PROVIDED RECORDS: Begin

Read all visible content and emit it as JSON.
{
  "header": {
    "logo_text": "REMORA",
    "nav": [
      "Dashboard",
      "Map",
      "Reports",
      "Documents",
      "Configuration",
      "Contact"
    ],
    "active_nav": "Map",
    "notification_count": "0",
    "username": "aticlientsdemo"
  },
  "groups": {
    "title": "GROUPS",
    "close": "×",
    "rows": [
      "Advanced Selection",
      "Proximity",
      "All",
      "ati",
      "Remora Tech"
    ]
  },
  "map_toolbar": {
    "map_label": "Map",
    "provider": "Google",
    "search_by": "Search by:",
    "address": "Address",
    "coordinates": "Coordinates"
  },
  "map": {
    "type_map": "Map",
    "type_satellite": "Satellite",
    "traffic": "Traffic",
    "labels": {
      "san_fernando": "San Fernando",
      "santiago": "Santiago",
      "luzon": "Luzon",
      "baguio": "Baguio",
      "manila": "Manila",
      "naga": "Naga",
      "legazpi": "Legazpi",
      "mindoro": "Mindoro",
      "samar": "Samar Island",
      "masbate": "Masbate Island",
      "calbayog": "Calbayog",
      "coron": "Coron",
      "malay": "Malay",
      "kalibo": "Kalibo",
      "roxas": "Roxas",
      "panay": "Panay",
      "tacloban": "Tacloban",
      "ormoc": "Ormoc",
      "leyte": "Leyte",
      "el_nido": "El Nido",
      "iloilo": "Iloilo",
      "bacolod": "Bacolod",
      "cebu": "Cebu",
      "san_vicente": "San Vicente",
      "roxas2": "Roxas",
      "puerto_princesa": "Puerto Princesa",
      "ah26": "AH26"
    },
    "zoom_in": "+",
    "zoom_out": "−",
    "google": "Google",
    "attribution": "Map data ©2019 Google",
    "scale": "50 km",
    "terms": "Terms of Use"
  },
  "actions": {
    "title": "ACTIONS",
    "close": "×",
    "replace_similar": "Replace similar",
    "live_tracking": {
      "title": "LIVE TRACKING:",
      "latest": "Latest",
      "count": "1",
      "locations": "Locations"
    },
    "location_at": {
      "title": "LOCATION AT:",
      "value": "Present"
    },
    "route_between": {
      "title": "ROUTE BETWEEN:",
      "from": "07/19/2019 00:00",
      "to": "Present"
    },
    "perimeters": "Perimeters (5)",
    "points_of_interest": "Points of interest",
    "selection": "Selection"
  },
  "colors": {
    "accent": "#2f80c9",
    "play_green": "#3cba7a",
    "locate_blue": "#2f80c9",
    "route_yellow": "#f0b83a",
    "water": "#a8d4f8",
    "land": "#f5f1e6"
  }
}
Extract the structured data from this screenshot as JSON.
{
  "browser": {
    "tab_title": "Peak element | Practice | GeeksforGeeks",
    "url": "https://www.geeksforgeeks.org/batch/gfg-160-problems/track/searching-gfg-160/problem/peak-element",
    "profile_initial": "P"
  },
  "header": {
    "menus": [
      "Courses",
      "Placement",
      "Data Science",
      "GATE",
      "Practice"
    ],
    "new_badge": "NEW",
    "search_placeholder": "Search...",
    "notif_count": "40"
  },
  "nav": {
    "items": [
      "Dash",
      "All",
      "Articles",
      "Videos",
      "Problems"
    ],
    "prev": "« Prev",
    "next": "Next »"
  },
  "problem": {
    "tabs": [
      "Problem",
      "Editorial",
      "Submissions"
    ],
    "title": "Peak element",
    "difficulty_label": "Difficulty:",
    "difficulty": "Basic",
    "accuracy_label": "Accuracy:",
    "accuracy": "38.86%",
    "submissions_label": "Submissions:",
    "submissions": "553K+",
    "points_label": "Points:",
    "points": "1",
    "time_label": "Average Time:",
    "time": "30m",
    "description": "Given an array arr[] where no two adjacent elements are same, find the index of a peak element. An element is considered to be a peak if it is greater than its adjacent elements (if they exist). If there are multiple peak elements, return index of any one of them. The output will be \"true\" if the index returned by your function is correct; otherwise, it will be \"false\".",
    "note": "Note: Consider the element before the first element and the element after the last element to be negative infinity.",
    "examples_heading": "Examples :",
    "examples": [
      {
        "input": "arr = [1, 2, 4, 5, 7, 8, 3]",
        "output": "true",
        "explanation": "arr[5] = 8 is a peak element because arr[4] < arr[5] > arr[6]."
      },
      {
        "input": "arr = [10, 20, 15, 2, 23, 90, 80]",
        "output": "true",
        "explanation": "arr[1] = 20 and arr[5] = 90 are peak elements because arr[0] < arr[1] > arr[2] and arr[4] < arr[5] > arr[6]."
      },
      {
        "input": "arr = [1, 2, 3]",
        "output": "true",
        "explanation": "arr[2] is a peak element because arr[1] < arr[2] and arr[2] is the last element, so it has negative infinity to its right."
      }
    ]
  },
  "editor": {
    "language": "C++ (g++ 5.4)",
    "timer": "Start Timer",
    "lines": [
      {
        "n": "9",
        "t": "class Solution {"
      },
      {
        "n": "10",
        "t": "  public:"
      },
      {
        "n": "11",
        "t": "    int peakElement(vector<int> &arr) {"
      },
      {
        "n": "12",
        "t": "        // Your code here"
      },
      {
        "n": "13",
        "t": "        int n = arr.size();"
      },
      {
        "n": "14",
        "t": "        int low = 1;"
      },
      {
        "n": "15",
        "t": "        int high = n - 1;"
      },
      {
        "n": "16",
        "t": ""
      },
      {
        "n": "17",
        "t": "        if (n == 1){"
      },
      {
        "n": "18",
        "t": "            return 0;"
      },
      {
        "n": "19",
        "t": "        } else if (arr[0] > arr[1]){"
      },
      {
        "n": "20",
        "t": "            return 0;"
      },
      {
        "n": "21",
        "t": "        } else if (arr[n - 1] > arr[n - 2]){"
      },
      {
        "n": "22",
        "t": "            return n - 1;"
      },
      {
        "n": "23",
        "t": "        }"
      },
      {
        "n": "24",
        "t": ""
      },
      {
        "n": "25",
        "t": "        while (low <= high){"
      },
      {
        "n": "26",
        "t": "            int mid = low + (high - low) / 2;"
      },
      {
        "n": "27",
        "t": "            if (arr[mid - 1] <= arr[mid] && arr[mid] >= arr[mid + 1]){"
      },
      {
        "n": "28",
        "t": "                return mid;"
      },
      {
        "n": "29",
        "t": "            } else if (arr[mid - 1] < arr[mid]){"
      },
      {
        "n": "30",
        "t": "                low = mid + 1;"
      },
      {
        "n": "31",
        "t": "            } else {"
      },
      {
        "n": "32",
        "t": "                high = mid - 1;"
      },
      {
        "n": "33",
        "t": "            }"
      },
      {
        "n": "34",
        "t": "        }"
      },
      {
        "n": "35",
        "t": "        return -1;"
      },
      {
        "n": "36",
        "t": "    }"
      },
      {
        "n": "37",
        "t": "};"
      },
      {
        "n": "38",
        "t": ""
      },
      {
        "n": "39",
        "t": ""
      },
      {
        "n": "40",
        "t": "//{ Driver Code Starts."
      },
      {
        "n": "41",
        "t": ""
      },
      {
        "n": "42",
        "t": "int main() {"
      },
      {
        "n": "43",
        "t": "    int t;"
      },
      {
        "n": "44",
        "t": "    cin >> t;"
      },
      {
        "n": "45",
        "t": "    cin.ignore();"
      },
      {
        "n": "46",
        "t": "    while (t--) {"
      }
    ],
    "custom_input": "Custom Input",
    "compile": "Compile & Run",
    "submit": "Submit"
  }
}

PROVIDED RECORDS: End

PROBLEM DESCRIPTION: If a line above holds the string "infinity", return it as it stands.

OUTPUT:
    "note": "Note: Consider the element before the first element and the element after the last element to be negative infinity.",
        "explanation": "arr[2] is a peak element because arr[1] < arr[2] and arr[2] is the last element, so it has negative infinity to its right."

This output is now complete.